Could a new major league franchise work in Montreal? Even the Montreal Baseball Project’s study admits the conditions would have to be right. Strong ownership, a downtown stadium, and ticket prices at about the Major League average would all be needed—as would a contribution of over $300 million from various levels of government.
Which actually might not be impossible. The provincial government recently spent $200 million on a new hockey stadium for Quebec City in an attempt to attract the NHL back to the provincial capital (the municipal government of Quebec City contributed another $200 million). You can’t exaggerate the provincial government’s ability to show contempt for the city of Montreal, but even so it’d be difficult to justify supporting the Quebec City project without contributing to a Montreal stadium if and when a new team became a real possibility.
At which point the question becomes: how would Montrealers, and Quebecers, react to the government subsidising a new stadium? Tough to say; but polls show both residents and Montreal-area corporations are in favor of baseball returning to Montreal—one recent survey says 70 percent of people and 81 percent of businesses would like to see a team back in town. Other indications look good as well. The population of the Montreal area recently topped four million, up half a million or so from 2004. The economy is much stronger, notwithstanding a recent dip in the dollar. Baseball has a more forgiving playoff format, which might’ve helped some of the Expos teams of the 80s and early 90s. And, crucially, the Canadian broadcasting landscape has changed dramatically, with two different nationwide all-sports networks in both official languages. I can see a new team working out; I note that Minnesota, who 14 years ago was supposed to be contracted out of existence along with the Expos, is now doing fine.
It has to be said, too, that Montreal has a long history with baseball. The Montreal Royals were founded in 1897, and one version of the team or another was in operation up through 1960. The top minor league affiliate team of the Brooklyn Dodgers from 1940 on, in 1946 they won the International League championship thanks in part to Dodgers’ prospect Jackie Robinson, who played his first MLB-affiliated baseball with the Royals. More than is commonly realized, baseball has been a part of the city’s culture for a long time.
Realistically, it’ll be a long time before Major League Baseball returns to Montreal. The Expos’ move to Washington is the only franchise relocation in the past 40 years, so it’s unlikely the comparatively minor contretemps in Tampa or Oakland will result in a team changing cities. If baseball does return, expansion would be more likely, and that doesn’t seem an immediate possibility.

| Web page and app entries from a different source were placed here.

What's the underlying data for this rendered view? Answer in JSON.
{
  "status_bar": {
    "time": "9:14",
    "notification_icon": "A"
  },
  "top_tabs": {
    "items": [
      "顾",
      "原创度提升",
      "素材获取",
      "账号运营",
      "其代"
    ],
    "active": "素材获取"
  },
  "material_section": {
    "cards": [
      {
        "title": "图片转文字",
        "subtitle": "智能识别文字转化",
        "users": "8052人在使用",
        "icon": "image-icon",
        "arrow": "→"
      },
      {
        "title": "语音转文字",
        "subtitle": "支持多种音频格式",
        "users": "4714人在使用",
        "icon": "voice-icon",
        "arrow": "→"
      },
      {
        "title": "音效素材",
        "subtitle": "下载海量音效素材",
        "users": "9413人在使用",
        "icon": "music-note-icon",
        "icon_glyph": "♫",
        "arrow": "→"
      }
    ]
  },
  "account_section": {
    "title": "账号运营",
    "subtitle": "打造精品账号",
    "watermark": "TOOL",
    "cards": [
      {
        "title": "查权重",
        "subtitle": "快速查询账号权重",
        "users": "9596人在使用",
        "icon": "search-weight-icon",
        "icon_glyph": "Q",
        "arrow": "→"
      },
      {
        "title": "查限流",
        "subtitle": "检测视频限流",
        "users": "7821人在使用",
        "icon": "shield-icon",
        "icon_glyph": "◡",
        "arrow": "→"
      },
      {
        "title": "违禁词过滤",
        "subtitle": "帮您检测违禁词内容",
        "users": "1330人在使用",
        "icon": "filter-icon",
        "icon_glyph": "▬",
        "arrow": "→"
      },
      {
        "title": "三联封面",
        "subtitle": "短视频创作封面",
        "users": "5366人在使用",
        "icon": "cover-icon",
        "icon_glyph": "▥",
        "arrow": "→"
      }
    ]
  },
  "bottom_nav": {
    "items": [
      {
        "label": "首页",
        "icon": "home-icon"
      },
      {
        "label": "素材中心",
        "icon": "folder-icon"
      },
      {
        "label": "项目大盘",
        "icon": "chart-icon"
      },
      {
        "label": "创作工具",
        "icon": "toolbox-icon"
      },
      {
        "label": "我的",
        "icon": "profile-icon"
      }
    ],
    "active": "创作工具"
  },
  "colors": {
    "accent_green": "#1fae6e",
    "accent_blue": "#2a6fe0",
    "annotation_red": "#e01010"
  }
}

Still, I hope it happens. My grandparents followed the game when I was younger, and so I grew up a fan; I’d like to be able to take my nieces to a game in downtown Montreal to root for the home team. I don’t know if that’ll ever come to pass, and if it does it’s more likely to be with my nieces’ kids. But I miss the Expos, even if I don’t miss the people who run Major League Baseball.